People over age 65 face a higher risk of dying when exposed to temperatures that swing far outside the seasonal average, findings that underscore an “urgent” need to mitigate climate change, according to new research.
The study, published this month in Environmental Health Perspectives, examined how seasonal variations in temperature impacted mortality rates among older Americans. The authors include researchers from the Harvard T.H. Chan School of Public Health, and the Emory Rollins School of Public Health.
The study concludes that the modulated temperature variability that is accompanying a changing climate “must be considered as a considerable threat to life” for people over 65 years old.
Specifically, the study determined that for every 1°C increase in temperature variability, the annual death rate increased by 1.54% in the warmer half of the year and by 0.69% in the cooler half, based on an analysis of government data on more than 72 million Medicare recipients from 2000 to 2016.
As the climate crisis grows, the world is observing more extreme temperatures, though they come with “a lot more variability and nuance,” said James Healy, a climate change epidemiologist and a lead author of the study. “That nuance, while not seeming immediately life-threatening, still has these pronounced health effects and is killing older Americans.”
A “real health risk”
Older people tend to be less able to cope with large temperature fluctuations due to physiological changes in core body temperatures that come with the aging process. Even relatively healthy older adults have a reduced ability to sweat and sense heat. Exposure to an unusual temperature, such as an 80-degree day in early spring in the Northeast, for instance, can lead to a stroke or other health impairments.
“This is a real health risk, and it’s actively shortening the lifespans of [older] Americans all over the country,” Healy said. He believes government and public health agencies must do a better job of communicating the risk posed by highly variable temperatures, not just with heatwaves in summer but year-round.
“We need nursing homes to understand that older residents cannot go outside in full winter clothes if it’s 70 or 80 degrees out, even if it’s a fairly nice day in spring,” Healy said.
While summer heatwaves like the one currently baking large swaths of the US tend to grab attention and media headlines, the public health researchers authoring the new study say that this focus risks overlooking the dangers of longer-term or seasonal swings in temperature.
“Fixating on heat waves misses an important part of the problem.
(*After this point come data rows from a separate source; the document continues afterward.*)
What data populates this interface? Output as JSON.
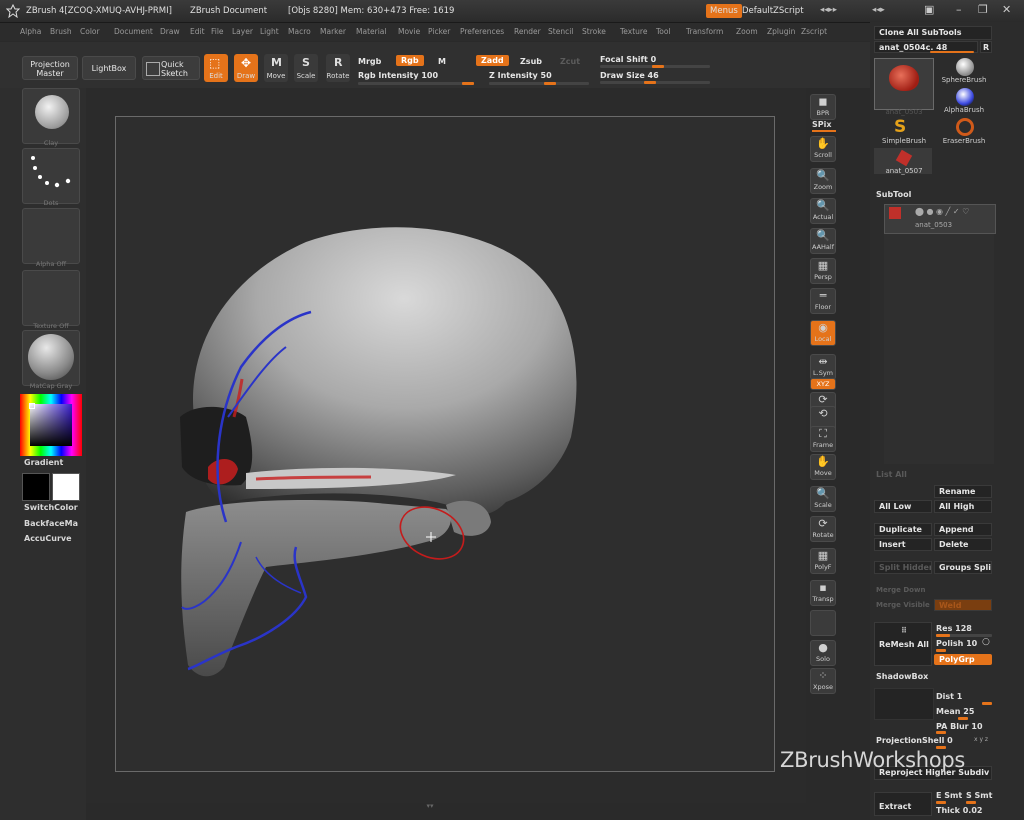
{
  "titlebar": {
    "app": "ZBrush 4[ZCOQ-XMUQ-AVHJ-PRMI]",
    "document": "ZBrush Document",
    "stats": "[Objs 8280] Mem: 630+473 Free: 1619",
    "menus_btn": "Menus",
    "script": "DefaultZScript"
  },
  "menubar": [
    "Alpha",
    "Brush",
    "Color",
    "Document",
    "Draw",
    "Edit",
    "File",
    "Layer",
    "Light",
    "Macro",
    "Marker",
    "Material",
    "Movie",
    "Picker",
    "Preferences",
    "Render",
    "Stencil",
    "Stroke",
    "Texture",
    "Tool",
    "Transform",
    "Zoom",
    "Zplugin",
    "Zscript"
  ],
  "shelf": {
    "projection_master": "Projection Master",
    "lightbox": "LightBox",
    "quick_sketch": "Quick Sketch",
    "edit": "Edit",
    "draw": "Draw",
    "move": "Move",
    "scale": "Scale",
    "rotate": "Rotate",
    "mrgb": "Mrgb",
    "rgb": "Rgb",
    "m": "M",
    "rgb_intensity": "Rgb Intensity 100",
    "zadd": "Zadd",
    "zsub": "Zsub",
    "zcut": "Zcut",
    "z_intensity": "Z Intensity 50",
    "focal_shift": "Focal Shift 0",
    "draw_size": "Draw Size 46"
  },
  "left_tray": {
    "thumbs": [
      "Clay",
      "Dots",
      "Alpha Off",
      "Texture Off",
      "MatCap Gray"
    ],
    "gradient": "Gradient",
    "switch_color": "SwitchColor",
    "backface": "BackfaceMa",
    "accucurve": "AccuCurve"
  },
  "right_strip": [
    {
      "glyph": "◼",
      "label": "BPR"
    },
    {
      "glyph": "",
      "label": "SPix"
    },
    {
      "glyph": "✋",
      "label": "Scroll"
    },
    {
      "glyph": "🔍",
      "label": "Zoom"
    },
    {
      "glyph": "🔍",
      "label": "Actual"
    },
    {
      "glyph": "🔍",
      "label": "AAHalf"
    },
    {
      "glyph": "▦",
      "label": "Persp"
    },
    {
      "glyph": "═",
      "label": "Floor"
    },
    {
      "glyph": "◉",
      "label": "Local"
    },
    {
      "glyph": "⇹",
      "label": "L.Sym"
    },
    {
      "glyph": "",
      "label": "XYZ"
    },
    {
      "glyph": "⟳",
      "label": ""
    },
    {
      "glyph": "⟲",
      "label": ""
    },
    {
      "glyph": "⛶",
      "label": "Frame"
    },
    {
      "glyph": "✋",
      "label": "Move"
    },
    {
      "glyph": "🔍",
      "label": "Scale"
    },
    {
      "glyph": "⟳",
      "label": "Rotate"
    },
    {
      "glyph": "▦",
      "label": "PolyF"
    },
    {
      "glyph": "▪",
      "label": "Transp"
    },
    {
      "glyph": "",
      "label": ""
    },
    {
      "glyph": "●",
      "label": "Solo"
    },
    {
      "glyph": "⁘",
      "label": "Xpose"
    }
  ],
  "right_panel": {
    "clone_all": "Clone All SubTools",
    "tool_name": "anat_0504c. 48",
    "r": "R",
    "brushes": [
      "anat_0503",
      "SphereBrush",
      "AlphaBrush",
      "SimpleBrush",
      "EraserBrush",
      "anat_0507"
    ],
    "subtool_header": "SubTool",
    "subtool_active": "anat_0503",
    "list_all": "List All",
    "rename": "Rename",
    "all_low": "All Low",
    "all_high": "All High",
    "duplicate": "Duplicate",
    "append": "Append",
    "insert": "Insert",
    "delete": "Delete",
    "split_hidden": "Split Hidden",
    "groups_split": "Groups Split",
    "merge_down": "Merge Down",
    "merge_visible": "Merge Visible",
    "weld": "Weld",
    "remesh_all": "ReMesh All",
    "res": "Res 128",
    "polish": "Polish 10",
    "polygrp": "PolyGrp",
    "shadowbox": "ShadowBox",
    "dist": "Dist 1",
    "mean": "Mean 25",
    "pa_blur": "PA Blur 10",
    "projection_shell": "ProjectionShell 0",
    "reproject": "Reproject Higher Subdiv",
    "extract": "Extract",
    "e_smt": "E Smt",
    "s_smt": "S Smt",
    "thick": "Thick 0.02"
  },
  "watermark": "ZBrushWorkshops",
  "colors": {
    "accent": "#e5731a",
    "bg": "#2a2a2a",
    "stroke_red": "#cc2020",
    "stroke_blue": "#2a34c8"
  }
}
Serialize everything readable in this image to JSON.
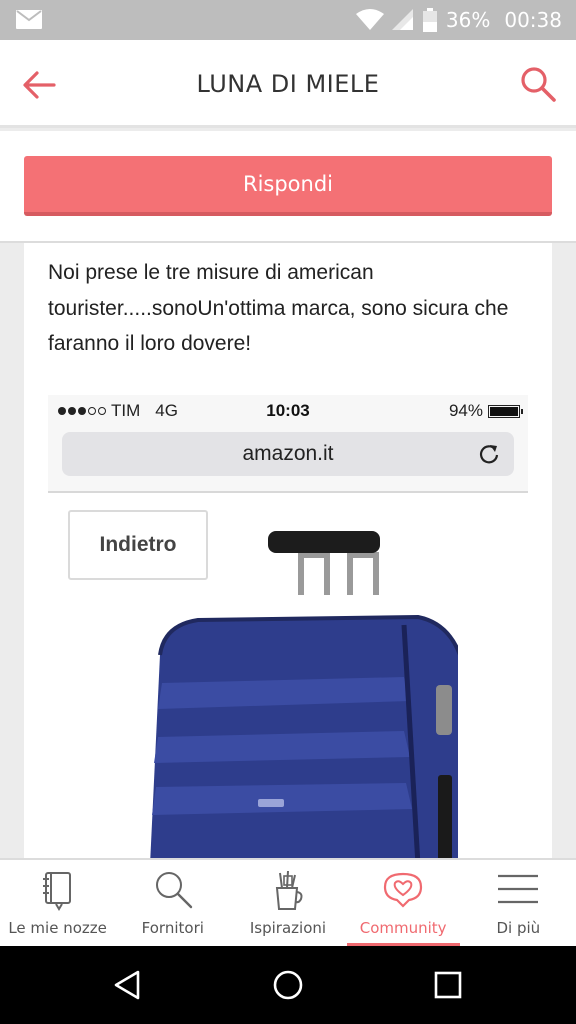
{
  "status_bar": {
    "battery": "36%",
    "time": "00:38",
    "icons": [
      "gmail-icon",
      "wifi-icon",
      "signal-icon",
      "battery-icon"
    ]
  },
  "app_bar": {
    "title": "LUNA DI MIELE",
    "back_icon": "arrow-left-icon",
    "search_icon": "search-icon",
    "accent_color": "#e46068"
  },
  "reply_button": {
    "label": "Rispondi",
    "color": "#f47175"
  },
  "post": {
    "text": "Noi prese le tre misure di american tourister.....sonoUn'ottima marca, sono sicura che faranno il loro dovere!",
    "screenshot": {
      "carrier": "TIM",
      "network": "4G",
      "time": "10:03",
      "battery": "94%",
      "url": "amazon.it",
      "back_button": "Indietro",
      "product_color": "#2e3d8c"
    }
  },
  "bottom_nav": {
    "items": [
      {
        "label": "Le mie nozze",
        "icon": "notebook-icon",
        "active": false
      },
      {
        "label": "Fornitori",
        "icon": "search-icon",
        "active": false
      },
      {
        "label": "Ispirazioni",
        "icon": "pencil-cup-icon",
        "active": false
      },
      {
        "label": "Community",
        "icon": "heart-chat-icon",
        "active": true
      },
      {
        "label": "Di più",
        "icon": "menu-icon",
        "active": false
      }
    ]
  },
  "system_nav": {
    "icons": [
      "back-triangle-icon",
      "home-circle-icon",
      "recents-square-icon"
    ]
  }
}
Providing cooling shelters for a few days of heat waves will not ameliorate the effects of summers (or winters) where the temperature fluctuates a lot,” said Joel Schwartz, a professor of environmental epidemiology at the Harvard TH Chan School of Public Health.
He explained that temperature variability is more difficult to adapt to, both behaviorally and physiologically, and therefore this variability “is more important than temperature itself.”
Katrin Burkhart, assistant professor at the Institute of Health Metrics and Evaluation at the University of Washington, said the study “indicates that we need to go beyond absolute temperatures and consider variability as well,” and that this is where most adaptation efforts fall short.
“That makes [climate] mitigation more urgent,” Schwartz said.
Rupert Stuart-Smith, research associate in climate science and the law at the University of Oxford’s Sustainable Law Programme, agreed.
“Studies that demonstrate the humanitarian consequences of climate change play a crucial role in demonstrating the urgent action required if we are to prevent the human rights impacts of climate change from worsening,” he said.
More research needed
Climate change, driven primarily by the burning of fossil fuels, is not only warming the planet but also generating more volatile and extreme weather events, scientists say. Still, there are complexities in temperature variability and it remains understudied in the context of climate change.
“Different regions over the globe respond differently to climate change, and their response is also different between seasons,” said Talia Tamarin-Brodsky, a climate scientist at the Massachusetts Institute of Technology who has studied temperature variability changes in the Northern hemisphere.
She said Northern hemisphere winters are likely to see a reduction in temperature variability, but regions like Europe might see an increase in fluctuating temperatures during summers.
Regardless of the seasonal nuances, Healy said, it is important to be aware of varying temperatures all year round.
“If there is an unusual temperature no matter what month it is, people have to act accordingly,” he said.
While Healy acknowledges a need for more research into temperature variability, including studies examining how it may be attributable to climate change, he said it is clear that this variability “is going to be around in some form or another.”